***** Exercise data

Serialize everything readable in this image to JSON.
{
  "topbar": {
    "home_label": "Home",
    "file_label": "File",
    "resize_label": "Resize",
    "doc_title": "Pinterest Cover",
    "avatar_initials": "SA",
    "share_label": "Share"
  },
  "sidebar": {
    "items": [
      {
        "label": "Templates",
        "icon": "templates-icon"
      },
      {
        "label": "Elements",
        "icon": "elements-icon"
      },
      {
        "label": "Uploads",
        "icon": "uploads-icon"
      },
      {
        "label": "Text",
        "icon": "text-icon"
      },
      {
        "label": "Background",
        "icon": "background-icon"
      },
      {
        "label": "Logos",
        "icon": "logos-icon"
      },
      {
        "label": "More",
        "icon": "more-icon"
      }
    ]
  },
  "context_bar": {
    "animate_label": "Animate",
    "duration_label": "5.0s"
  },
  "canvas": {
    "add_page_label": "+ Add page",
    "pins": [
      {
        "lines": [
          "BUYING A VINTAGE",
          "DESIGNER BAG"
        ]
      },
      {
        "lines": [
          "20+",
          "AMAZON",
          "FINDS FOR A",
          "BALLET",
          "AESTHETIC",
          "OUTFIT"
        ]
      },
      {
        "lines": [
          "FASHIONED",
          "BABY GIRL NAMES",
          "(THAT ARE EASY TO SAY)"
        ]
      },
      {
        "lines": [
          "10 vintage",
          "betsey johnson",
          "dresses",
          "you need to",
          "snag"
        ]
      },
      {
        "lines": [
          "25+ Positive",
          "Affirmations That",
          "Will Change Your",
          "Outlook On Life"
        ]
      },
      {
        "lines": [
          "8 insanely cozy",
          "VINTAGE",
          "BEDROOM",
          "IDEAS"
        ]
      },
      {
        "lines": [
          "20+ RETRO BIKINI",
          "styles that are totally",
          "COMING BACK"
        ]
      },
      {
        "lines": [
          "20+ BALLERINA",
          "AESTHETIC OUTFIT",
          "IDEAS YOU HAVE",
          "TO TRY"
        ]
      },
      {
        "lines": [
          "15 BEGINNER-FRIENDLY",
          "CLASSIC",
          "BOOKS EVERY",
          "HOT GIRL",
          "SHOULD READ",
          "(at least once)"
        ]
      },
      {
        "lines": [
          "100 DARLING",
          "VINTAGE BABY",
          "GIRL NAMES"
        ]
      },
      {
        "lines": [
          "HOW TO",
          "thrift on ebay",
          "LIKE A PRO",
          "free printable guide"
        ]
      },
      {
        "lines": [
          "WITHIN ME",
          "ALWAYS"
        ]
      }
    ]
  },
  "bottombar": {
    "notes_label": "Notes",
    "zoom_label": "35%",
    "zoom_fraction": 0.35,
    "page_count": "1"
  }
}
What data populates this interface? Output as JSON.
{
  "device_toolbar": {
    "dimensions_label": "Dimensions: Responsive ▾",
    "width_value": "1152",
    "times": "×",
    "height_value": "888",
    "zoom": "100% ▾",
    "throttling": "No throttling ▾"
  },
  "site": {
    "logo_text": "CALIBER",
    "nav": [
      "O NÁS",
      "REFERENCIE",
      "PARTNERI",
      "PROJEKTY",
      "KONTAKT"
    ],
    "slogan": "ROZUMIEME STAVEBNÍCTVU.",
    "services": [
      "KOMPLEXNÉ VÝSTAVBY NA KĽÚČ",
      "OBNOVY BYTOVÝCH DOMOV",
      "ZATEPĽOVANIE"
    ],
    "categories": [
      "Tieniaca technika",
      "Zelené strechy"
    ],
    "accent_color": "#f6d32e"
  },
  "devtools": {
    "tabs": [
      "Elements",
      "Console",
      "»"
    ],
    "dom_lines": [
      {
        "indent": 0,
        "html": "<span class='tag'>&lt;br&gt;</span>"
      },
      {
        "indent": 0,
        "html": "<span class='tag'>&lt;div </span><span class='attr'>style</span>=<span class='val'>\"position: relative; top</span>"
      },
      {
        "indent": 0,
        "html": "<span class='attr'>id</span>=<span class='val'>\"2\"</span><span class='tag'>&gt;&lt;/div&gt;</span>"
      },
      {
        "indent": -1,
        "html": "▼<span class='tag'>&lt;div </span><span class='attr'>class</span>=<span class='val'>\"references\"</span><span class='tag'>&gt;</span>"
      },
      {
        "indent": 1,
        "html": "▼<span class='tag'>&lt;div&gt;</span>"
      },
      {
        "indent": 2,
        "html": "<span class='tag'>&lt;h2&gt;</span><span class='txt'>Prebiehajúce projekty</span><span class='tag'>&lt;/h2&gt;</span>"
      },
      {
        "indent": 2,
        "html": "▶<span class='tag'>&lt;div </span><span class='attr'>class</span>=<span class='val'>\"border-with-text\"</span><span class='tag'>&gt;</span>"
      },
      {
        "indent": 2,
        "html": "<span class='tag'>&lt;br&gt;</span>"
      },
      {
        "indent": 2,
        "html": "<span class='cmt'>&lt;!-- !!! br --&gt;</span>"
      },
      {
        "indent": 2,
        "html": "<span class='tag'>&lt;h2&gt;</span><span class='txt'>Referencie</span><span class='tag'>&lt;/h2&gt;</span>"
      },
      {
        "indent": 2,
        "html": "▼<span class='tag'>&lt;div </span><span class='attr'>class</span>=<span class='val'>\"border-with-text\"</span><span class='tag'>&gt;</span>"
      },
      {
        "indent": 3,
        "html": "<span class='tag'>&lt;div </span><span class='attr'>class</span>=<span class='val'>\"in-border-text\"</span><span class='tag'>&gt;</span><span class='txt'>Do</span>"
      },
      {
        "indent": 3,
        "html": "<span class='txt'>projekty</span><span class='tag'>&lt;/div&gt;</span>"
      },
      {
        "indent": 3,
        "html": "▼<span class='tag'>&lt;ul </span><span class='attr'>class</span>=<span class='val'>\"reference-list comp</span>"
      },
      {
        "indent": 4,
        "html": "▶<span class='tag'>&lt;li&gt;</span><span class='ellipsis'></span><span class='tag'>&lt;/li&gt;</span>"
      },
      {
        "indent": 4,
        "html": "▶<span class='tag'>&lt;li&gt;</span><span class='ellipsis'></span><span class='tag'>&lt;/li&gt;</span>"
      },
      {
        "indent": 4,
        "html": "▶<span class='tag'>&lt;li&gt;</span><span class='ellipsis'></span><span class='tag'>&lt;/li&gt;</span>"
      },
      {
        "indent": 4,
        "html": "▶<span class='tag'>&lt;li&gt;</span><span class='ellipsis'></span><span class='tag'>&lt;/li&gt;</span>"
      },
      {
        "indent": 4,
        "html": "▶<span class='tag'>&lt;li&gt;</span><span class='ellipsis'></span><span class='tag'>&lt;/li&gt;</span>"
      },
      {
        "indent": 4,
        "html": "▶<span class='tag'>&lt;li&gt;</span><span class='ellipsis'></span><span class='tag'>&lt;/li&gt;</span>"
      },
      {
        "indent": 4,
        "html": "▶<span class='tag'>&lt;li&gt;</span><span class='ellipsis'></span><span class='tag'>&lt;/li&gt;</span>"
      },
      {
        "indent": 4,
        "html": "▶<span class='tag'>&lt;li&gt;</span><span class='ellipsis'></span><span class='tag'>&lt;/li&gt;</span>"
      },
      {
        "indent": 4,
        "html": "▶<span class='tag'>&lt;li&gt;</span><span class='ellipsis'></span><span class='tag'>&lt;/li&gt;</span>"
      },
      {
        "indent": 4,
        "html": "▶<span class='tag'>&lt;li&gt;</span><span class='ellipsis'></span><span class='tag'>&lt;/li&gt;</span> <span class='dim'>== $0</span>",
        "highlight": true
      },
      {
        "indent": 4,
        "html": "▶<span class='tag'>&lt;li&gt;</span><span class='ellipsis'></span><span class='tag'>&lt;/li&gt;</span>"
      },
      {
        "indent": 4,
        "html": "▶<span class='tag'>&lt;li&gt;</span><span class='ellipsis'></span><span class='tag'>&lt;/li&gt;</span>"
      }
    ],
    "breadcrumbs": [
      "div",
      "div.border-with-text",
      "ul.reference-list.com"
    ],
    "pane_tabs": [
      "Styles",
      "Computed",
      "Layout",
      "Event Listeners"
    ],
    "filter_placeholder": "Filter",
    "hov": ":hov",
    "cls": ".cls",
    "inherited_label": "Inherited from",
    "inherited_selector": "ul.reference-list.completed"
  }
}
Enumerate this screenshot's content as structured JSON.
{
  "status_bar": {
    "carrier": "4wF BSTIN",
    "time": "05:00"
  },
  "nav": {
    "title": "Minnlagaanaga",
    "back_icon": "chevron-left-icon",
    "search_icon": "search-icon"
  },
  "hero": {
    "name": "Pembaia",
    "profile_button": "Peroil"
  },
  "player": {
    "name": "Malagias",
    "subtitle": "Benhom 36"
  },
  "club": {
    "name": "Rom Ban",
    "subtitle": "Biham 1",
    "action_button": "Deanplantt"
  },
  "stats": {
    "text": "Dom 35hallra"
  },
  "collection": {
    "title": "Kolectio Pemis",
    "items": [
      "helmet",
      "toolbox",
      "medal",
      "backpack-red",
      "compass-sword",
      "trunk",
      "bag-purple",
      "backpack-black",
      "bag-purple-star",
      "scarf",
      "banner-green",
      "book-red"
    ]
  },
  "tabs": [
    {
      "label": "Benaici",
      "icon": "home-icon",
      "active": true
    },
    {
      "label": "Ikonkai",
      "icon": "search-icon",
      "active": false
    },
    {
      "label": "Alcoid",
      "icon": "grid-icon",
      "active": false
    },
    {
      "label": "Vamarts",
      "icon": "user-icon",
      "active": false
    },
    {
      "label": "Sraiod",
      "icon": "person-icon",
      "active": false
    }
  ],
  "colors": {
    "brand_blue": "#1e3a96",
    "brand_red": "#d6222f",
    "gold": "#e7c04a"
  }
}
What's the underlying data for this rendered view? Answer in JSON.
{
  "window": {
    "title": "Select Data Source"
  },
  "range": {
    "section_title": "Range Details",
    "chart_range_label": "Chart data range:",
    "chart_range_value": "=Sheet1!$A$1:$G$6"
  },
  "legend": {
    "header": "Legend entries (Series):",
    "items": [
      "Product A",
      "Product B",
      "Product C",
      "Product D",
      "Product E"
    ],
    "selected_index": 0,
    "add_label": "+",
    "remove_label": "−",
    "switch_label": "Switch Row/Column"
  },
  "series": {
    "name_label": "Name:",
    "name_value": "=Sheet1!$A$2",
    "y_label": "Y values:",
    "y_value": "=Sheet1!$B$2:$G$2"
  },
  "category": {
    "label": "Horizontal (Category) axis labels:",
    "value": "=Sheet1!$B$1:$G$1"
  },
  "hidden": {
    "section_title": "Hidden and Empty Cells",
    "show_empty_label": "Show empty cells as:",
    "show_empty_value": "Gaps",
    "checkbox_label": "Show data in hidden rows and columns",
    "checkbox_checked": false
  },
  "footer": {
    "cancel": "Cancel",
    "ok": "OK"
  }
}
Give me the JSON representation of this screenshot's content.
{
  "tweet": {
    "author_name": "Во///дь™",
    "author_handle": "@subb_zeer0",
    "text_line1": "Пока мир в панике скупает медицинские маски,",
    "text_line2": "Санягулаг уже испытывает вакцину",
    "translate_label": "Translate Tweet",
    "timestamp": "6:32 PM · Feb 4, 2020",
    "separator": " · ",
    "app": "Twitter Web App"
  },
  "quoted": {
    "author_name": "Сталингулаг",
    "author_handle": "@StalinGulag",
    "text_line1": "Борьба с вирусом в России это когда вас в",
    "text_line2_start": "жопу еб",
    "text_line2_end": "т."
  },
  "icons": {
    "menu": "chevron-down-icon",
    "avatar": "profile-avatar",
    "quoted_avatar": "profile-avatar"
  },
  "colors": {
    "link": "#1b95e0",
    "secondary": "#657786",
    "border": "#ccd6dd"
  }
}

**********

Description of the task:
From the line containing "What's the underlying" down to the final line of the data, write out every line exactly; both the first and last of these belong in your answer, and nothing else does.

Problem solution:
What's the underlying data for this rendered view? Answer in JSON.
{
  "window": {
    "title": "Select Data Source"
  },
  "range": {
    "section_title": "Range Details",
    "chart_range_label": "Chart data range:",
    "chart_range_value": "=Sheet1!$A$1:$G$6"
  },
  "legend": {
    "header": "Legend entries (Series):",
    "items": [
      "Product A",
      "Product B",
      "Product C",
      "Product D",
      "Product E"
    ],
    "selected_index": 0,
    "add_label": "+",
    "remove_label": "−",
    "switch_label": "Switch Row/Column"
  },
  "series": {
    "name_label": "Name:",
    "name_value": "=Sheet1!$A$2",
    "y_label": "Y values:",
    "y_value": "=Sheet1!$B$2:$G$2"
  },
  "category": {
    "label": "Horizontal (Category) axis labels:",
    "value": "=Sheet1!$B$1:$G$1"
  },
  "hidden": {
    "section_title": "Hidden and Empty Cells",
    "show_empty_label": "Show empty cells as:",
    "show_empty_value": "Gaps",
    "checkbox_label": "Show data in hidden rows and columns",
    "checkbox_checked": false
  },
  "footer": {
    "cancel": "Cancel",
    "ok": "OK"
  }
}
Give me the JSON representation of this screenshot's content.
{
  "tweet": {
    "author_name": "Во///дь™",
    "author_handle": "@subb_zeer0",
    "text_line1": "Пока мир в панике скупает медицинские маски,",
    "text_line2": "Санягулаг уже испытывает вакцину",
    "translate_label": "Translate Tweet",
    "timestamp": "6:32 PM · Feb 4, 2020",
    "separator": " · ",
    "app": "Twitter Web App"
  },
  "quoted": {
    "author_name": "Сталингулаг",
    "author_handle": "@StalinGulag",
    "text_line1": "Борьба с вирусом в России это когда вас в",
    "text_line2_start": "жопу еб",
    "text_line2_end": "т."
  },
  "icons": {
    "menu": "chevron-down-icon",
    "avatar": "profile-avatar",
    "quoted_avatar": "profile-avatar"
  },
  "colors": {
    "link": "#1b95e0",
    "secondary": "#657786",
    "border": "#ccd6dd"
  }
}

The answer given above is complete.